What to produce
Return the listing below exactly. Leave its pictures out.

Raw data
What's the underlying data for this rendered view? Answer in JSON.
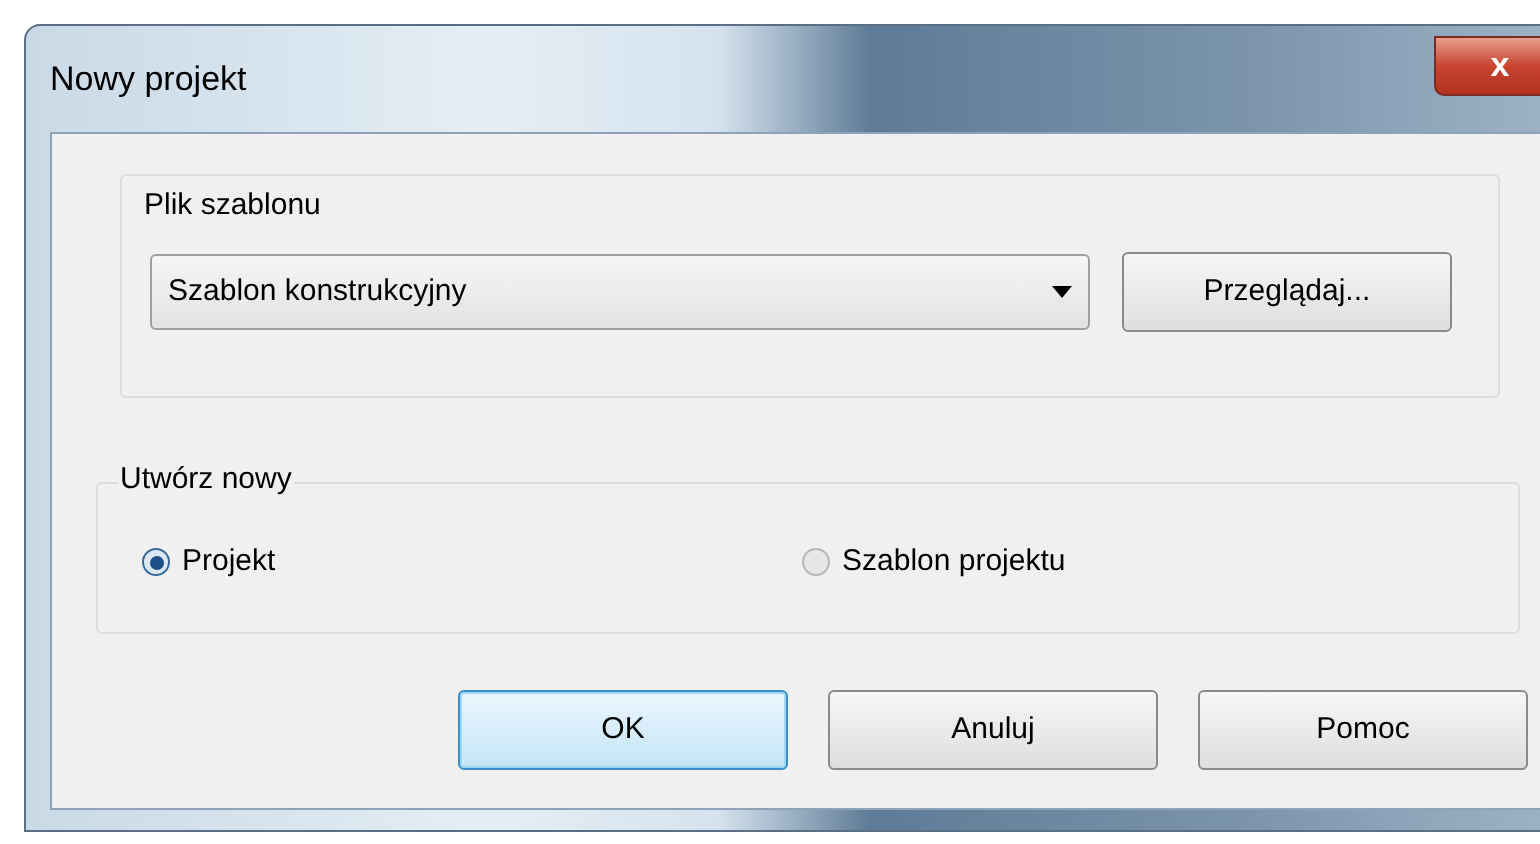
{
  "window": {
    "title": "Nowy projekt",
    "close_label": "x"
  },
  "template_group": {
    "label": "Plik szablonu",
    "dropdown_value": "Szablon konstrukcyjny",
    "browse_button": "Przeglądaj..."
  },
  "create_group": {
    "label": "Utwórz nowy",
    "options": [
      {
        "label": "Projekt",
        "selected": true
      },
      {
        "label": "Szablon projektu",
        "selected": false
      }
    ]
  },
  "buttons": [
    {
      "label": "OK",
      "default": true
    },
    {
      "label": "Anuluj",
      "default": false
    },
    {
      "label": "Pomoc",
      "default": false
    }
  ]
}
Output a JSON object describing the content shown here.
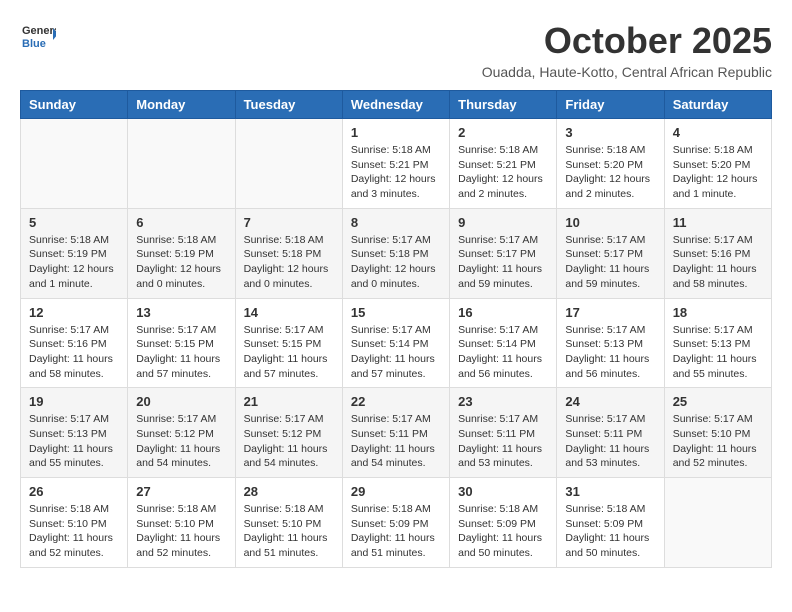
{
  "logo": {
    "general": "General",
    "blue": "Blue"
  },
  "title": "October 2025",
  "subtitle": "Ouadda, Haute-Kotto, Central African Republic",
  "days_header": [
    "Sunday",
    "Monday",
    "Tuesday",
    "Wednesday",
    "Thursday",
    "Friday",
    "Saturday"
  ],
  "weeks": [
    [
      {
        "day": "",
        "info": ""
      },
      {
        "day": "",
        "info": ""
      },
      {
        "day": "",
        "info": ""
      },
      {
        "day": "1",
        "info": "Sunrise: 5:18 AM\nSunset: 5:21 PM\nDaylight: 12 hours\nand 3 minutes."
      },
      {
        "day": "2",
        "info": "Sunrise: 5:18 AM\nSunset: 5:21 PM\nDaylight: 12 hours\nand 2 minutes."
      },
      {
        "day": "3",
        "info": "Sunrise: 5:18 AM\nSunset: 5:20 PM\nDaylight: 12 hours\nand 2 minutes."
      },
      {
        "day": "4",
        "info": "Sunrise: 5:18 AM\nSunset: 5:20 PM\nDaylight: 12 hours\nand 1 minute."
      }
    ],
    [
      {
        "day": "5",
        "info": "Sunrise: 5:18 AM\nSunset: 5:19 PM\nDaylight: 12 hours\nand 1 minute."
      },
      {
        "day": "6",
        "info": "Sunrise: 5:18 AM\nSunset: 5:19 PM\nDaylight: 12 hours\nand 0 minutes."
      },
      {
        "day": "7",
        "info": "Sunrise: 5:18 AM\nSunset: 5:18 PM\nDaylight: 12 hours\nand 0 minutes."
      },
      {
        "day": "8",
        "info": "Sunrise: 5:17 AM\nSunset: 5:18 PM\nDaylight: 12 hours\nand 0 minutes."
      },
      {
        "day": "9",
        "info": "Sunrise: 5:17 AM\nSunset: 5:17 PM\nDaylight: 11 hours\nand 59 minutes."
      },
      {
        "day": "10",
        "info": "Sunrise: 5:17 AM\nSunset: 5:17 PM\nDaylight: 11 hours\nand 59 minutes."
      },
      {
        "day": "11",
        "info": "Sunrise: 5:17 AM\nSunset: 5:16 PM\nDaylight: 11 hours\nand 58 minutes."
      }
    ],
    [
      {
        "day": "12",
        "info": "Sunrise: 5:17 AM\nSunset: 5:16 PM\nDaylight: 11 hours\nand 58 minutes."
      },
      {
        "day": "13",
        "info": "Sunrise: 5:17 AM\nSunset: 5:15 PM\nDaylight: 11 hours\nand 57 minutes."
      },
      {
        "day": "14",
        "info": "Sunrise: 5:17 AM\nSunset: 5:15 PM\nDaylight: 11 hours\nand 57 minutes."
      },
      {
        "day": "15",
        "info": "Sunrise: 5:17 AM\nSunset: 5:14 PM\nDaylight: 11 hours\nand 57 minutes."
      },
      {
        "day": "16",
        "info": "Sunrise: 5:17 AM\nSunset: 5:14 PM\nDaylight: 11 hours\nand 56 minutes."
      },
      {
        "day": "17",
        "info": "Sunrise: 5:17 AM\nSunset: 5:13 PM\nDaylight: 11 hours\nand 56 minutes."
      },
      {
        "day": "18",
        "info": "Sunrise: 5:17 AM\nSunset: 5:13 PM\nDaylight: 11 hours\nand 55 minutes."
      }
    ],
    [
      {
        "day": "19",
        "info": "Sunrise: 5:17 AM\nSunset: 5:13 PM\nDaylight: 11 hours\nand 55 minutes."
      },
      {
        "day": "20",
        "info": "Sunrise: 5:17 AM\nSunset: 5:12 PM\nDaylight: 11 hours\nand 54 minutes."
      },
      {
        "day": "21",
        "info": "Sunrise: 5:17 AM\nSunset: 5:12 PM\nDaylight: 11 hours\nand 54 minutes."
      },
      {
        "day": "22",
        "info": "Sunrise: 5:17 AM\nSunset: 5:11 PM\nDaylight: 11 hours\nand 54 minutes."
      },
      {
        "day": "23",
        "info": "Sunrise: 5:17 AM\nSunset: 5:11 PM\nDaylight: 11 hours\nand 53 minutes."
      },
      {
        "day": "24",
        "info": "Sunrise: 5:17 AM\nSunset: 5:11 PM\nDaylight: 11 hours\nand 53 minutes."
      },
      {
        "day": "25",
        "info": "Sunrise: 5:17 AM\nSunset: 5:10 PM\nDaylight: 11 hours\nand 52 minutes."
      }
    ],
    [
      {
        "day": "26",
        "info": "Sunrise: 5:18 AM\nSunset: 5:10 PM\nDaylight: 11 hours\nand 52 minutes."
      },
      {
        "day": "27",
        "info": "Sunrise: 5:18 AM\nSunset: 5:10 PM\nDaylight: 11 hours\nand 52 minutes."
      },
      {
        "day": "28",
        "info": "Sunrise: 5:18 AM\nSunset: 5:10 PM\nDaylight: 11 hours\nand 51 minutes."
      },
      {
        "day": "29",
        "info": "Sunrise: 5:18 AM\nSunset: 5:09 PM\nDaylight: 11 hours\nand 51 minutes."
      },
      {
        "day": "30",
        "info": "Sunrise: 5:18 AM\nSunset: 5:09 PM\nDaylight: 11 hours\nand 50 minutes."
      },
      {
        "day": "31",
        "info": "Sunrise: 5:18 AM\nSunset: 5:09 PM\nDaylight: 11 hours\nand 50 minutes."
      },
      {
        "day": "",
        "info": ""
      }
    ]
  ]
}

The answer
What's the underlying data for this rendered view? Answer in JSON.
{
  "window": {
    "title": "Nowy projekt",
    "close_label": "x"
  },
  "template_group": {
    "label": "Plik szablonu",
    "dropdown_value": "Szablon konstrukcyjny",
    "browse_button": "Przeglądaj..."
  },
  "create_group": {
    "label": "Utwórz nowy",
    "options": [
      {
        "label": "Projekt",
        "selected": true
      },
      {
        "label": "Szablon projektu",
        "selected": false
      }
    ]
  },
  "buttons": [
    {
      "label": "OK",
      "default": true
    },
    {
      "label": "Anuluj",
      "default": false
    },
    {
      "label": "Pomoc",
      "default": false
    }
  ]
}
Output a JSON object describing the content shown here.
{
  "logo": {
    "general": "General",
    "blue": "Blue"
  },
  "title": "October 2025",
  "subtitle": "Ouadda, Haute-Kotto, Central African Republic",
  "days_header": [
    "Sunday",
    "Monday",
    "Tuesday",
    "Wednesday",
    "Thursday",
    "Friday",
    "Saturday"
  ],
  "weeks": [
    [
      {
        "day": "",
        "info": ""
      },
      {
        "day": "",
        "info": ""
      },
      {
        "day": "",
        "info": ""
      },
      {
        "day": "1",
        "info": "Sunrise: 5:18 AM\nSunset: 5:21 PM\nDaylight: 12 hours\nand 3 minutes."
      },
      {
        "day": "2",
        "info": "Sunrise: 5:18 AM\nSunset: 5:21 PM\nDaylight: 12 hours\nand 2 minutes."
      },
      {
        "day": "3",
        "info": "Sunrise: 5:18 AM\nSunset: 5:20 PM\nDaylight: 12 hours\nand 2 minutes."
      },
      {
        "day": "4",
        "info": "Sunrise: 5:18 AM\nSunset: 5:20 PM\nDaylight: 12 hours\nand 1 minute."
      }
    ],
    [
      {
        "day": "5",
        "info": "Sunrise: 5:18 AM\nSunset: 5:19 PM\nDaylight: 12 hours\nand 1 minute."
      },
      {
        "day": "6",
        "info": "Sunrise: 5:18 AM\nSunset: 5:19 PM\nDaylight: 12 hours\nand 0 minutes."
      },
      {
        "day": "7",
        "info": "Sunrise: 5:18 AM\nSunset: 5:18 PM\nDaylight: 12 hours\nand 0 minutes."
      },
      {
        "day": "8",
        "info": "Sunrise: 5:17 AM\nSunset: 5:18 PM\nDaylight: 12 hours\nand 0 minutes."
      },
      {
        "day": "9",
        "info": "Sunrise: 5:17 AM\nSunset: 5:17 PM\nDaylight: 11 hours\nand 59 minutes."
      },
      {
        "day": "10",
        "info": "Sunrise: 5:17 AM\nSunset: 5:17 PM\nDaylight: 11 hours\nand 59 minutes."
      },
      {
        "day": "11",
        "info": "Sunrise: 5:17 AM\nSunset: 5:16 PM\nDaylight: 11 hours\nand 58 minutes."
      }
    ],
    [
      {
        "day": "12",
        "info": "Sunrise: 5:17 AM\nSunset: 5:16 PM\nDaylight: 11 hours\nand 58 minutes."
      },
      {
        "day": "13",
        "info": "Sunrise: 5:17 AM\nSunset: 5:15 PM\nDaylight: 11 hours\nand 57 minutes."
      },
      {
        "day": "14",
        "info": "Sunrise: 5:17 AM\nSunset: 5:15 PM\nDaylight: 11 hours\nand 57 minutes."
      },
      {
        "day": "15",
        "info": "Sunrise: 5:17 AM\nSunset: 5:14 PM\nDaylight: 11 hours\nand 57 minutes."
      },
      {
        "day": "16",
        "info": "Sunrise: 5:17 AM\nSunset: 5:14 PM\nDaylight: 11 hours\nand 56 minutes."
      },
      {
        "day": "17",
        "info": "Sunrise: 5:17 AM\nSunset: 5:13 PM\nDaylight: 11 hours\nand 56 minutes."
      },
      {
        "day": "18",
        "info": "Sunrise: 5:17 AM\nSunset: 5:13 PM\nDaylight: 11 hours\nand 55 minutes."
      }
    ],
    [
      {
        "day": "19",
        "info": "Sunrise: 5:17 AM\nSunset: 5:13 PM\nDaylight: 11 hours\nand 55 minutes."
      },
      {
        "day": "20",
        "info": "Sunrise: 5:17 AM\nSunset: 5:12 PM\nDaylight: 11 hours\nand 54 minutes."
      },
      {
        "day": "21",
        "info": "Sunrise: 5:17 AM\nSunset: 5:12 PM\nDaylight: 11 hours\nand 54 minutes."
      },
      {
        "day": "22",
        "info": "Sunrise: 5:17 AM\nSunset: 5:11 PM\nDaylight: 11 hours\nand 54 minutes."
      },
      {
        "day": "23",
        "info": "Sunrise: 5:17 AM\nSunset: 5:11 PM\nDaylight: 11 hours\nand 53 minutes."
      },
      {
        "day": "24",
        "info": "Sunrise: 5:17 AM\nSunset: 5:11 PM\nDaylight: 11 hours\nand 53 minutes."
      },
      {
        "day": "25",
        "info": "Sunrise: 5:17 AM\nSunset: 5:10 PM\nDaylight: 11 hours\nand 52 minutes."
      }
    ],
    [
      {
        "day": "26",
        "info": "Sunrise: 5:18 AM\nSunset: 5:10 PM\nDaylight: 11 hours\nand 52 minutes."
      },
      {
        "day": "27",
        "info": "Sunrise: 5:18 AM\nSunset: 5:10 PM\nDaylight: 11 hours\nand 52 minutes."
      },
      {
        "day": "28",
        "info": "Sunrise: 5:18 AM\nSunset: 5:10 PM\nDaylight: 11 hours\nand 51 minutes."
      },
      {
        "day": "29",
        "info": "Sunrise: 5:18 AM\nSunset: 5:09 PM\nDaylight: 11 hours\nand 51 minutes."
      },
      {
        "day": "30",
        "info": "Sunrise: 5:18 AM\nSunset: 5:09 PM\nDaylight: 11 hours\nand 50 minutes."
      },
      {
        "day": "31",
        "info": "Sunrise: 5:18 AM\nSunset: 5:09 PM\nDaylight: 11 hours\nand 50 minutes."
      },
      {
        "day": "",
        "info": ""
      }
    ]
  ]
}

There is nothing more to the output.